Gruden started calling Jonathan Stewart 'The Piano Man' last Monday because -- get this -- Stewart plays the piano. He repeated this phrase throughout the broadcast because he's so, so proud of it. Jon Gruden is proud of everything. He's proud of himself and the nickname he made up, he's proud of Stewart for the great game he played, and he's proud of the Colts for how well they fought, ignoring that their season has largely been a mess. He's high on proud. He's proud on life. He's proud of you, too.

Gruden is so steeped in football he hardly analyzes it. He's John Madden on Red Bull. He reacts like a culture to a stimulus, spouting off something that is equal odds incisive or disposable, and that's apt for Monday Night Football. For all its self-importance, it's still just a football game that is only likely to be a better matchup than what usually turns up in the early slots on Sundays.

Monday Night Football is an institution, though why exactly is hard to say. ESPN's explanation is a non-explanation, that by virtue of the game existing for so long it's worth watching. ESPN tried to imbue meaning with a ham-fisted introduction that only mocked itself.
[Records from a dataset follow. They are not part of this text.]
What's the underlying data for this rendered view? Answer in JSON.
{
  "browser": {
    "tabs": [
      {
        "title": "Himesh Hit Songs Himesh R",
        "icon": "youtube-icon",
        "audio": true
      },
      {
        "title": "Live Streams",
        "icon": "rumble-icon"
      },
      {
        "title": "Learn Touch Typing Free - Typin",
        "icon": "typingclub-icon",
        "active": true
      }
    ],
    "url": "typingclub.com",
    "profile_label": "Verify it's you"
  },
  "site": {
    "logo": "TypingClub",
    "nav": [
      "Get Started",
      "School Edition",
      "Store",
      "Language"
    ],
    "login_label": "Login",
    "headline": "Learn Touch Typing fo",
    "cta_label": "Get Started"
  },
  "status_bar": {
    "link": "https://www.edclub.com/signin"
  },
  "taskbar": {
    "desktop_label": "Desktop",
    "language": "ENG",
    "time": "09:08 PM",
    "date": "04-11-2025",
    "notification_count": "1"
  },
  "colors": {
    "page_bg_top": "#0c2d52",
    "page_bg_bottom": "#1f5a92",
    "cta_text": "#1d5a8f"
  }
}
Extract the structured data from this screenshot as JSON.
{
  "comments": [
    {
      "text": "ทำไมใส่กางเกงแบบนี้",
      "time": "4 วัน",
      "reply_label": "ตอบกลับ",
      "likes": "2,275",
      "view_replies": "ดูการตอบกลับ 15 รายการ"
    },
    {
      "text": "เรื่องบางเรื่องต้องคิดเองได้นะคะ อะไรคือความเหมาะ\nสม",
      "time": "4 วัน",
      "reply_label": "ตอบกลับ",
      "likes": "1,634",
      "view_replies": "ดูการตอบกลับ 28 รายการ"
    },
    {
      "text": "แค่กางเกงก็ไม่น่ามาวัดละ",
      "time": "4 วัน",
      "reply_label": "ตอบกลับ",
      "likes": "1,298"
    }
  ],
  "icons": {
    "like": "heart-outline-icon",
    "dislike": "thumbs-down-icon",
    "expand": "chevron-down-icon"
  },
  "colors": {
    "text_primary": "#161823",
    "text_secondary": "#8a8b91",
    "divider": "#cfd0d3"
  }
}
No, the NFL's history isn't the world's history, except that the two have evolved over time and aren't necessarily any better for it.

Monday Night Football has been happening for so long, even through bad ratings, that it simply is. It changes because it has to and would still air even if it didn't. The tribal drums that cue every broadcast could disappear without a thought. The Denali already blends into the background anyway, and ESPN is only really aware of its presence somewhere on a spreadsheet. They're mutations, and there is a chance they'll still exist vestigially in 50 years. Maybe they'll make the montage.

The football will still be football, a reminder that life is madness, life is inevitable, our greatness can be foiled by ourselves -- by our brains, built by neurons that gunk up like plumbing. Gruden will still be Gruden, reminding us that the best thing we can do about life is be happy about it, be proud of it, because our emotions are as arbitrary as our existence so we might as well strive to be our happiest and accept that while everything isn't fun, everything is fascinating.

All of it is a reminder that we need more -- good or bad, frivolous or not -- because without stimulus we might become the saddest thing imaginable, Jon Gruden in a press box stuck the with the last thought in his brain, letting it become warped and weird -- The Piano Man, The Piano MAN, The Pi.ano mAAN.